New credit accounts for 10% of your FICO score. Now this means the amount of new credit applications, including the amount of recent hard inquiries and the total amount of new accounts you’ve opened in the last 60 to 90 days.
Your payment history accounts for 35% your score. Work toward consistently making ‘ontime’ payments for both revolving loans, such as credit cards, and installment loans, such as student loans, with the intention to improve this piece of your credit score. Payment history includes your account payment information, similar to the total number of accounts you’ve paid on time and any payment delinquencies.
Therefore, it’s smart to develop a plan to meet a debt payoff goal. A great credit score can make all the difference when you’re attempting to purchase a brand new car, apply for an apartment rental, or buy your first home whatever your goal it’s one way to tell lenders, creditors, and sometimes even potential employers how well you’ve handled your financial responsibilities in the past. Lower one suggests you should be a higher risk, and a higher score suggests for the most part there’s reduced risk in offering you credit.
Lenders might consider other factors if you have no credit history, like bank accounts, employment history, and residence history. You might consider building your credit with a secured bank card which uses money you place in a security deposit account as collateral or a secured loan a loan in which you offer an asset as collateral.
Applying for a high number of new credit accounts over a short time span can negatively impact your score. Apply for new credit only when it makes financial sense for your situation and goals, rather than responding to any card offer with a low introductory interest rate. Lenders might see this as a sign of risk. If you are denied, make sure to work on improving your credit score before you apply again.
The factors that influence your credit score vary slightly relying on what company you ask. Every of the three major credit bureaus Equifax, Experian and TransUnion calculates its own score on the basis of an unique algorithm. Your score from any bureau will often differ, while these scores are typically depending on the FICO scoring model. However, having loads of kinds of accounts types, just like credit cards, home loans and retail accounts might tell lenders you’re less of a credit risk. Different kinds of credit types you use make up 10% of your FICO score. You can potentially improve your score by opening new kinds of accounts types but only apply for credit when you need it. Never apply for credit purely for the sake of improving your score. It is lenders might view you as a higher risk. I’d say if you tend to max out credit cards or come close to your credit limits every month.

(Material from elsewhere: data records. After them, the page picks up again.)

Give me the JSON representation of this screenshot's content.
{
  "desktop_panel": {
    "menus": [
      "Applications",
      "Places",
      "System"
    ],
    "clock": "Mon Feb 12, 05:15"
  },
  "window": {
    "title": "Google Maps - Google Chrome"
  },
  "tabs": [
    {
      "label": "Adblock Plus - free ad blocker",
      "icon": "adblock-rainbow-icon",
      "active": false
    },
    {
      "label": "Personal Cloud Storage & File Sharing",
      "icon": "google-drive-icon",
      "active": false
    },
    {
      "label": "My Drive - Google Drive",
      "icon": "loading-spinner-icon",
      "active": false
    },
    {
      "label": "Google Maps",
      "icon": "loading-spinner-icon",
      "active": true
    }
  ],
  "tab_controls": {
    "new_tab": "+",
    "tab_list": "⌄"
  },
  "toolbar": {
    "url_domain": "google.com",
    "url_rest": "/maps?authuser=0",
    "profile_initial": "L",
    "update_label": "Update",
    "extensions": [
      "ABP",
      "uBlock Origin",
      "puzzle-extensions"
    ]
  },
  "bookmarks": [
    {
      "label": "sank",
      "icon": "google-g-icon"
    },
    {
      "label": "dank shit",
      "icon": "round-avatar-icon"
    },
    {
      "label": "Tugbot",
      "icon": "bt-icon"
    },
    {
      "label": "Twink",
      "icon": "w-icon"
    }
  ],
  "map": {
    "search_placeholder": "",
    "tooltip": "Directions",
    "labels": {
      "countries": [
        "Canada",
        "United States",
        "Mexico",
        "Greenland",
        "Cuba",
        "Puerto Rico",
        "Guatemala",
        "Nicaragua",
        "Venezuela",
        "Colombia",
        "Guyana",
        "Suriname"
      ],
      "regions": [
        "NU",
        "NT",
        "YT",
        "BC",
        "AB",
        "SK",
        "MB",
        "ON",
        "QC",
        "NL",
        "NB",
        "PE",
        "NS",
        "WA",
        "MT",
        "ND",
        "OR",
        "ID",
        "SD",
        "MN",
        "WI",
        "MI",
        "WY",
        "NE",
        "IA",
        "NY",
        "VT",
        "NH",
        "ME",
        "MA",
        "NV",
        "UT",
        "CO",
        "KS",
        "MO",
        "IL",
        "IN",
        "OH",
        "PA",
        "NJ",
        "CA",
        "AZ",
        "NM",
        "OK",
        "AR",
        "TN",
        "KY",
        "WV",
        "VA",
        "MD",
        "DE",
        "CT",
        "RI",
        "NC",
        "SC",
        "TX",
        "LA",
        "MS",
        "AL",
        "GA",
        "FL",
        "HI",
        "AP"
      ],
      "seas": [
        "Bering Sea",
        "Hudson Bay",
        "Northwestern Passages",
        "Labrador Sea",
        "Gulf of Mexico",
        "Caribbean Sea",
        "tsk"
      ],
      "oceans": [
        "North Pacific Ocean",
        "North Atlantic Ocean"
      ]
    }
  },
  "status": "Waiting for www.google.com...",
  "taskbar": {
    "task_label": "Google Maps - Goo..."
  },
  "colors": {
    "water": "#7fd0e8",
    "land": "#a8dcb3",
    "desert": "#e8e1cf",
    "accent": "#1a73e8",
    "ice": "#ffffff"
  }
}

The amount of the debt you have accounts for 30% of your credit score. Ideally, you want to keep your balances below 10% of the total available credit. For every percentage increase in debt, the score drops a few points. The higher the percentage is, which means the more you owe, the score drops more. It’s also helpful to learn how long it might take to pay off a bank card before you drive up your balances. Maintain credit card balances that are low in relationship to the available credit, and pay bills on time, to improve this credit score factor.
Bankruptcies can appear for up to 10 years, Generally, public records can remain on your report for seven years. Like bankruptcies or judgments, your payment history also lists adverse public records.
The length of your credit history makes up 15% of your FICO score. This includes how long your accounts are open and the time since your last account activity. Longer credit history gives lenders a better idea of your ‘long term’ financial behavior. It can be beneficial to maintain your longest standing accounts rather than closing them and opening new accounts, if you have a short credit history.